Further education at 16+ for deaf young people

Supporting your child to choose a post-16 education and training provider.

A group of teens at college study and chat together.

A change to the school leaving age in England (as of August 2015) means young people must now stay on in education and training until their 18th birthday. In Scotland, Wales and Northern Ireland, it's 16.

When your child is 16 there should be a number of options available to them including some or all of the following.

  • Joining their secondary school’s sixth form (England, Wales, Northern Ireland) .
  • Another sixth form college (England, Wales, Northern Ireland) .
  • Further education college.
  • Completing the Senior Phase of the Curriculum for Excellence at their school (Scotland).
  • Apprenticeships, traineeships (England and Wales) and supported internships (England).
  • A Modern Apprenticeship (Scotland).
  • A specialist college for deaf young people (in England or Republic of Ireland).*
  • Part-time study combined with full-time employment (including voluntary work).
  • Employment (Wales, Northern Ireland, Scotland).

*Northern Ireland does not have any specialist colleges for the deaf, but the education authority will decide whether or not to approve a specialist placement. The placement would need to be in England or the Republic of Ireland.

*Scotland does not have any specialist colleges for the deaf, but sometimes there may be funding from your education authority for your child to go to a specialist college in England, if they wish to.

It will be important that you and your child research the different options available in your area. Your child’s school should support your child with this including organising visits or taster days at places they could study.

If your child has an EHC plan (England) then they will have the right to request that a particular institution is named in their plan. Your local authority will then have to comply with the request and name your child’s preferred provider unless:

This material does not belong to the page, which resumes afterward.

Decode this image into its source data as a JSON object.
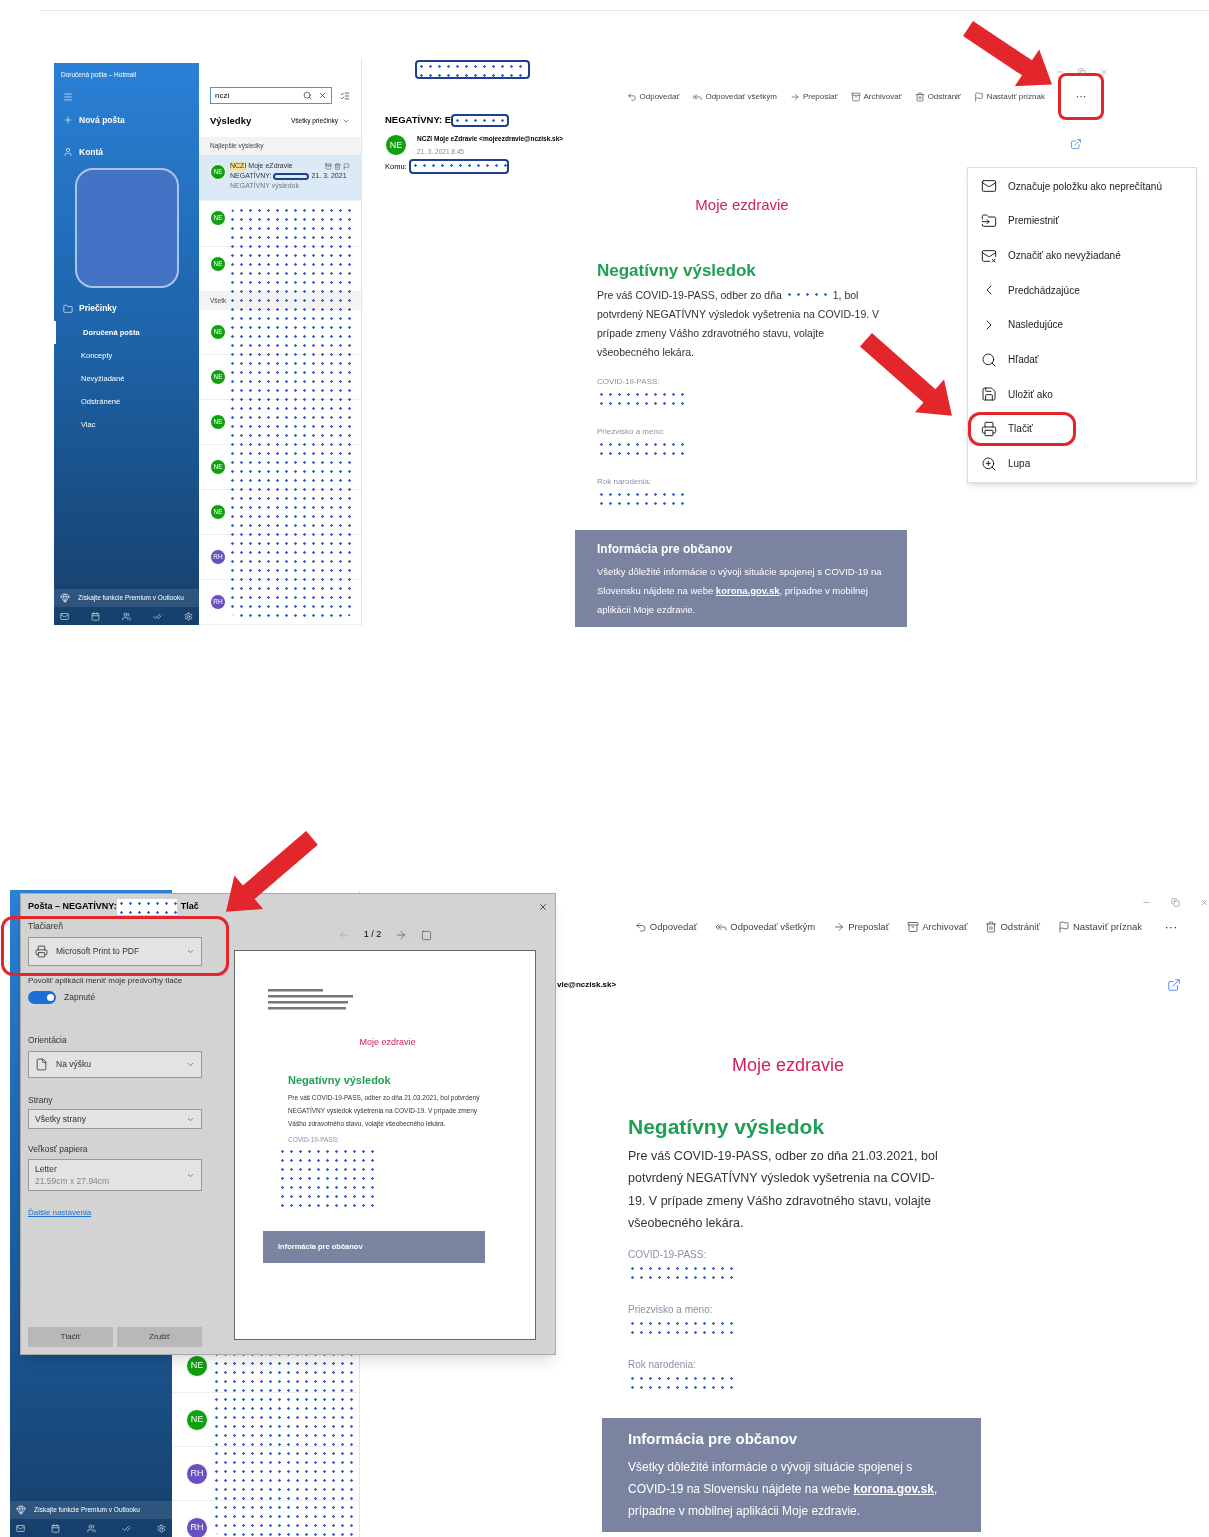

  • it would be ‘unsuitable’ due to your child’s age, ability or aptitude
  • sending your child to the institution would impact negatively on the education of other young people (as it would use up limited funds). 

Your local authority will need to contact your child’s preferred provider and ask them to comment on the draft EHC plan before naming the institution on the plan. The institution will not be allowed to refuse admission to your child on the grounds of disability under the Equality Act 2010. However, they might comment on the appropriateness of the institution for your child.

If no request is made by you or your child then it will be up to the local authority to name a suitable institution. However, it would mean your child could have little control or say as to where they study at 16.

When your child has secured a place at a post-16 provider your child’s school should share information with the provider about your child’s SEN provision, or additional support needs (ASN) provision (Scotland). Any information shared should be done with your child’s agreement.

Read about Catherine's experiences of college here.

Glossary Terms